▶ _TASK PROMPT_
Where in the records does the word "curve" occur? Copy each line in which it does.
AVAILABLE RECORDS START
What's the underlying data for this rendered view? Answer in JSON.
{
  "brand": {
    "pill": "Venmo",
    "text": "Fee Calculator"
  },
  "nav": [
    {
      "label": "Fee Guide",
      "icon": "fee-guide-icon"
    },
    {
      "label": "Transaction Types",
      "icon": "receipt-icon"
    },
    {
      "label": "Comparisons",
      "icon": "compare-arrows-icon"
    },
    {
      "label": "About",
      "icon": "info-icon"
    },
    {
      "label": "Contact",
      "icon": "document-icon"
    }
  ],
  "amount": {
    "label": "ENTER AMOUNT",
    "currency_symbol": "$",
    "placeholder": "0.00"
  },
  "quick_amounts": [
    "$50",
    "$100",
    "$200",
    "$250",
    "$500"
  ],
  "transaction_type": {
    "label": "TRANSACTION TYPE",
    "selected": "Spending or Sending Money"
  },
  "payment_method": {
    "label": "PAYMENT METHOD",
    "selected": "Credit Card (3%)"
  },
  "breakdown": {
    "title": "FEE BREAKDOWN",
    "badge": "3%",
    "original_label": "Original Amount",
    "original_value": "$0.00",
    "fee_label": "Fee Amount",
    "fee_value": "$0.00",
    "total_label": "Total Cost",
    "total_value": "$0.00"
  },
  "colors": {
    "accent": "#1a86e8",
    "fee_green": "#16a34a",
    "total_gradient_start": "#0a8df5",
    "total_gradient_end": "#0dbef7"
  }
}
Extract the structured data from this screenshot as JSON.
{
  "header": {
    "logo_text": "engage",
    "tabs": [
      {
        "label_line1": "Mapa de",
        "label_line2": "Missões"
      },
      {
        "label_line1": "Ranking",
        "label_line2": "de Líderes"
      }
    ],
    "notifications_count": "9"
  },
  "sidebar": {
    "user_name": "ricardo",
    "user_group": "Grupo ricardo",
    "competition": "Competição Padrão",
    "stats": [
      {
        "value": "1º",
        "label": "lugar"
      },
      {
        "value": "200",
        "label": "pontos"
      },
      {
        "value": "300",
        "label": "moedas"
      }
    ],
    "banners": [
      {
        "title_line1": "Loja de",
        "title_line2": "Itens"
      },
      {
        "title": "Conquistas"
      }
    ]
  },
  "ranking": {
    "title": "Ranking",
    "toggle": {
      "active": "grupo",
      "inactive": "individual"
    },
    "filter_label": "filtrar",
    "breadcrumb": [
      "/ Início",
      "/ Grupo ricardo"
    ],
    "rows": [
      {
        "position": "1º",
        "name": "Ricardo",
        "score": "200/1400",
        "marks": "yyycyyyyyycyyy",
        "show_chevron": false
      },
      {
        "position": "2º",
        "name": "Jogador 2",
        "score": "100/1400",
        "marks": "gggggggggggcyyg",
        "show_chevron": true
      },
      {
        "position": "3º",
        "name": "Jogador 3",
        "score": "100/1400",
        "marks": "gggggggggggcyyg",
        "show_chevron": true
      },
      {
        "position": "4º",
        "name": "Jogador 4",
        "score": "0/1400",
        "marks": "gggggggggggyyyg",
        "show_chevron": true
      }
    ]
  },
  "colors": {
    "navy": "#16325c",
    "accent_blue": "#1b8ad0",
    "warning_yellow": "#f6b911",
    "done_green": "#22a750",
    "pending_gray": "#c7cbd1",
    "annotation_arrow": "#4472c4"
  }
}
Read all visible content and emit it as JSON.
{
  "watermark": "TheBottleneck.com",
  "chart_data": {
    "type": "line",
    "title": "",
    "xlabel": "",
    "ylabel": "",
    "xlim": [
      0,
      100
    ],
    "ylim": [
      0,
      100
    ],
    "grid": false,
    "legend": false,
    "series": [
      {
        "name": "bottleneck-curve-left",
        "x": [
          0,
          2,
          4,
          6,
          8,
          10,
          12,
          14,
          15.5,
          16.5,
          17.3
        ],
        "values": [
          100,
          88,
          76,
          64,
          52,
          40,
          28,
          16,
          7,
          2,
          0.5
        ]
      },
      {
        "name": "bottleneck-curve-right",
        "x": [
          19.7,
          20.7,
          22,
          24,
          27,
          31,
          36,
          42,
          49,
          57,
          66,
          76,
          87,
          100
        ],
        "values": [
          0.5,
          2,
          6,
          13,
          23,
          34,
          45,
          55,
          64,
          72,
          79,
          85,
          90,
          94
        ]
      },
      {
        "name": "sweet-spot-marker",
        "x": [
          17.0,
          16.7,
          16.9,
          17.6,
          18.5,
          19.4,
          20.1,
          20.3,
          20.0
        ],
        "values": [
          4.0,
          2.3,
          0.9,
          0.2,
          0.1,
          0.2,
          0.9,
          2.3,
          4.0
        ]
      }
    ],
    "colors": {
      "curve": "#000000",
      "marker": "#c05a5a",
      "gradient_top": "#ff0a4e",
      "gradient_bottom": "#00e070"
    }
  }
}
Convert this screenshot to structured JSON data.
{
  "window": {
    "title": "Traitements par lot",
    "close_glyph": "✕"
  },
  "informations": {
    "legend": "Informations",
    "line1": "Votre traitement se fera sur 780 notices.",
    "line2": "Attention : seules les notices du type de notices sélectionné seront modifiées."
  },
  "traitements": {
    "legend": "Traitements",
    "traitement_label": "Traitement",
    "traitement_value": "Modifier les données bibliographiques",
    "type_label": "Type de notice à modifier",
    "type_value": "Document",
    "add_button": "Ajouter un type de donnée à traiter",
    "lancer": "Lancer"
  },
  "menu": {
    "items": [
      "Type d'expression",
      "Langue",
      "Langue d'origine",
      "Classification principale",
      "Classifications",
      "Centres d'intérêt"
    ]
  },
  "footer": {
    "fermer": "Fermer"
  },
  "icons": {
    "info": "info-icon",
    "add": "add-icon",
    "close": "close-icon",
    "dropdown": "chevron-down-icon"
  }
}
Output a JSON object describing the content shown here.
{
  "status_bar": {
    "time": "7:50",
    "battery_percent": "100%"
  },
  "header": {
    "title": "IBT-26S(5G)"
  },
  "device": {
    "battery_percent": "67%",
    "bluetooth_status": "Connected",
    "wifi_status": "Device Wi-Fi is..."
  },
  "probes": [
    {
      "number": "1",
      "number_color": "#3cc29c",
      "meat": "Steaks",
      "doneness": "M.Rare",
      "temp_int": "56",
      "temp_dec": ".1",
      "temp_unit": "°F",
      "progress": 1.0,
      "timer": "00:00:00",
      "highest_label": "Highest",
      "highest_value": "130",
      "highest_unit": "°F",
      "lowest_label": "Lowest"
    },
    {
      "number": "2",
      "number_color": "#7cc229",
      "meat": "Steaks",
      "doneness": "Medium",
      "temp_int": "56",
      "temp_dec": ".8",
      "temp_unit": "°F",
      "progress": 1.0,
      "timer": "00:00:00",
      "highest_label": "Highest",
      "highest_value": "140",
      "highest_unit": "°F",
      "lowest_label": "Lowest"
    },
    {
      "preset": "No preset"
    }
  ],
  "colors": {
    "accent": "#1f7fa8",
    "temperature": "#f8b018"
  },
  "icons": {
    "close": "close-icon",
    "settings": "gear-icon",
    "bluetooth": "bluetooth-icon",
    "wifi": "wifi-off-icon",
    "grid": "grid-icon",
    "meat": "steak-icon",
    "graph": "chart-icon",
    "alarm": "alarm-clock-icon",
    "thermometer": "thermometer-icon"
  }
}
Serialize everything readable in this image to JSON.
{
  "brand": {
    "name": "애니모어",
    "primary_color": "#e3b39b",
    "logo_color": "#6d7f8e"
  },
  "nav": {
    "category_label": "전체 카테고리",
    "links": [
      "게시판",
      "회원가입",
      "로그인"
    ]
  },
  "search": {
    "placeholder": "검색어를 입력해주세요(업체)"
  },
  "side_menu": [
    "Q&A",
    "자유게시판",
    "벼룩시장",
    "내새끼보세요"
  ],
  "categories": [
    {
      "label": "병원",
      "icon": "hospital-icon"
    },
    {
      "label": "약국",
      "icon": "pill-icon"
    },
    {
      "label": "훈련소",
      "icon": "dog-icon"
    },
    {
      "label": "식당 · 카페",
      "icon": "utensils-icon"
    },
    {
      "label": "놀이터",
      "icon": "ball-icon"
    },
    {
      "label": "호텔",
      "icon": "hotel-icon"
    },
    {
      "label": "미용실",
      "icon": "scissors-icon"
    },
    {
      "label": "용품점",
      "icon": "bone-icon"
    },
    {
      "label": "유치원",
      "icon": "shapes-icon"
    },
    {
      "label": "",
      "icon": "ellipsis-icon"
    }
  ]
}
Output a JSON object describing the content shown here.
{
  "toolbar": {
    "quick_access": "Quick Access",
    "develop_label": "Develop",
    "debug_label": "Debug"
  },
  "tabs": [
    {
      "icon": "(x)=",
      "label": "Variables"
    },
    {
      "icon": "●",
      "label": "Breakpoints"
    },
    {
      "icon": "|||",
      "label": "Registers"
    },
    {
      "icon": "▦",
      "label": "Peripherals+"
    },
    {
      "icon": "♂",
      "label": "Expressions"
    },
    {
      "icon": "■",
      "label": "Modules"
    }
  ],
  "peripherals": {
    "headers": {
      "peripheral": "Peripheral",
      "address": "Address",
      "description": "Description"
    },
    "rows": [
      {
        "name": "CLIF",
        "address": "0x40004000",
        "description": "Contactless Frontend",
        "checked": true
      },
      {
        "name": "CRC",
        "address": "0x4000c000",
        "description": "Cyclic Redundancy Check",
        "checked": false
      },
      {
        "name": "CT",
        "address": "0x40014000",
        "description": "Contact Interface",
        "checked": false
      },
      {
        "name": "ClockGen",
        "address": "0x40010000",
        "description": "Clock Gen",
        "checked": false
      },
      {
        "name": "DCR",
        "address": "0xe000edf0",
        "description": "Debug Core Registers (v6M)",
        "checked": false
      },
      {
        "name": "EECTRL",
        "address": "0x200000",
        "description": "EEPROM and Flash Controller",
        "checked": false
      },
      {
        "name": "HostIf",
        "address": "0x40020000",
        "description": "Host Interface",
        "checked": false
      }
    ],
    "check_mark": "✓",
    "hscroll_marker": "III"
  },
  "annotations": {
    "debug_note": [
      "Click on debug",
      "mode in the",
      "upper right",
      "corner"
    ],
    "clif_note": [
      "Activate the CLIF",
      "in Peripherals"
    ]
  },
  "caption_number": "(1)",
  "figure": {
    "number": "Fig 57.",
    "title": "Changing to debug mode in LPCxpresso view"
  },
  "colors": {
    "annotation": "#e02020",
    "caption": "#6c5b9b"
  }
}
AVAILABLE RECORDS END
▶ _RESULT_
        "name": "bottleneck-curve-left",
        "name": "bottleneck-curve-right",
      "curve": "#000000",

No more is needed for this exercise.